§ **TASK DETAILS**
Read through the lines below and copy the ones holding the string "JSON".

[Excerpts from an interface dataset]
--*--

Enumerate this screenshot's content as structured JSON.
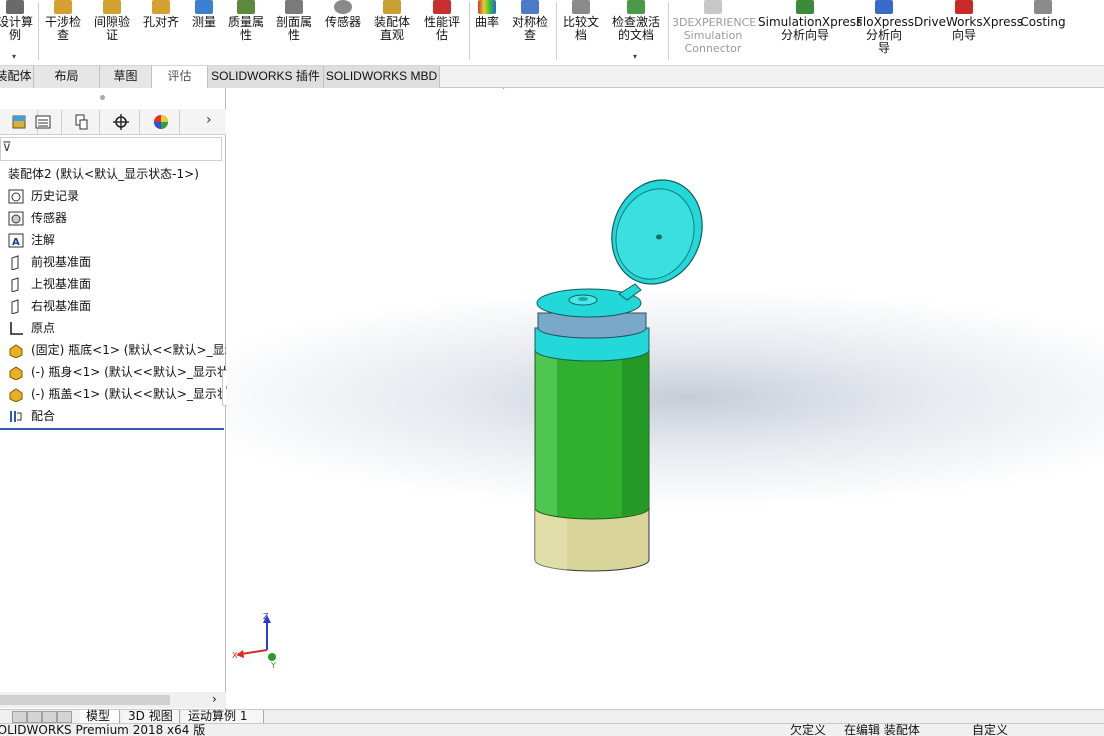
{
  "ribbon": {
    "items": [
      {
        "label": "设计算\n例",
        "icon": "design-study-icon",
        "dropdown": true
      },
      {
        "label": "干涉检\n查",
        "icon": "interference-check-icon"
      },
      {
        "label": "间隙验\n证",
        "icon": "clearance-icon"
      },
      {
        "label": "孔对齐",
        "icon": "hole-alignment-icon"
      },
      {
        "label": "测量",
        "icon": "measure-icon"
      },
      {
        "label": "质量属\n性",
        "icon": "mass-properties-icon"
      },
      {
        "label": "剖面属\n性",
        "icon": "section-properties-icon"
      },
      {
        "label": "传感器",
        "icon": "sensor-icon"
      },
      {
        "label": "装配体\n直观",
        "icon": "assemblyxpert-icon"
      },
      {
        "label": "性能评\n估",
        "icon": "performance-evaluation-icon"
      },
      {
        "label": "曲率",
        "icon": "curvature-icon"
      },
      {
        "label": "对称检\n查",
        "icon": "symmetry-check-icon"
      },
      {
        "label": "比较文\n档",
        "icon": "compare-documents-icon"
      },
      {
        "label": "检查激活\n的文档",
        "icon": "check-active-document-icon",
        "dropdown": true
      },
      {
        "label": "3DEXPERIENCE\nSimulation\nConnector",
        "icon": "3dexperience-icon",
        "disabled": true
      },
      {
        "label": "SimulationXpress\n分析向导",
        "icon": "simulationxpress-icon"
      },
      {
        "label": "FloXpress\n分析向\n导",
        "icon": "floxpress-icon"
      },
      {
        "label": "DriveWorksXpress\n向导",
        "icon": "driveworksxpress-icon"
      },
      {
        "label": "Costing",
        "icon": "costing-icon"
      }
    ]
  },
  "tabs": [
    {
      "label": "装配体"
    },
    {
      "label": "布局"
    },
    {
      "label": "草图"
    },
    {
      "label": "评估",
      "active": true
    },
    {
      "label": "SOLIDWORKS 插件"
    },
    {
      "label": "SOLIDWORKS MBD"
    }
  ],
  "feature_tree": {
    "root": "装配体2  (默认<默认_显示状态-1>)",
    "items": [
      {
        "label": "历史记录",
        "icon": "history-icon"
      },
      {
        "label": "传感器",
        "icon": "sensor-folder-icon"
      },
      {
        "label": "注解",
        "icon": "annotation-icon"
      },
      {
        "label": "前视基准面",
        "icon": "plane-icon"
      },
      {
        "label": "上视基准面",
        "icon": "plane-icon"
      },
      {
        "label": "右视基准面",
        "icon": "plane-icon"
      },
      {
        "label": "原点",
        "icon": "origin-icon"
      },
      {
        "label": "(固定) 瓶底<1> (默认<<默认>_显示",
        "icon": "part-icon"
      },
      {
        "label": "(-) 瓶身<1> (默认<<默认>_显示状",
        "icon": "part-icon"
      },
      {
        "label": "(-) 瓶盖<1> (默认<<默认>_显示状",
        "icon": "part-icon"
      },
      {
        "label": "配合",
        "icon": "mates-icon"
      }
    ]
  },
  "triad": {
    "z": "Z",
    "x": "X",
    "y": "Y"
  },
  "bottom_tabs": [
    {
      "label": "模型",
      "active": true
    },
    {
      "label": "3D 视图"
    },
    {
      "label": "运动算例 1"
    }
  ],
  "status": {
    "product": "SOLIDWORKS Premium 2018 x64 版",
    "defined": "欠定义",
    "editing": "在编辑 装配体",
    "units": "自定义"
  },
  "colors": {
    "bottle_cap": "#22d8d8",
    "bottle_body": "#2fb02f",
    "bottle_base": "#d8d49a",
    "ribbon_bg": "#ffffff",
    "tree_highlight": "#2a5db0"
  }
}
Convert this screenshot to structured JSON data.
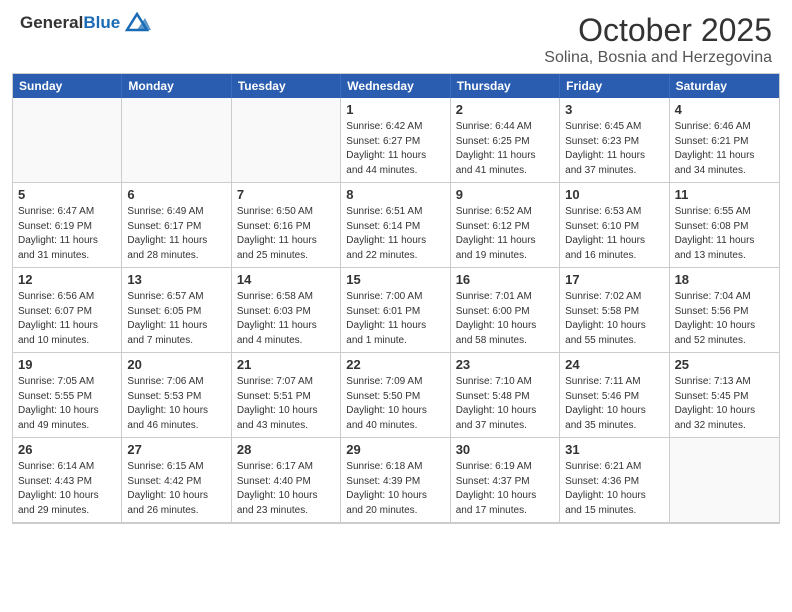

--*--

§ **TASK OUTPUT**
Enumerate this screenshot's content as structured JSON.
Convert this screenshot to structured JSON data.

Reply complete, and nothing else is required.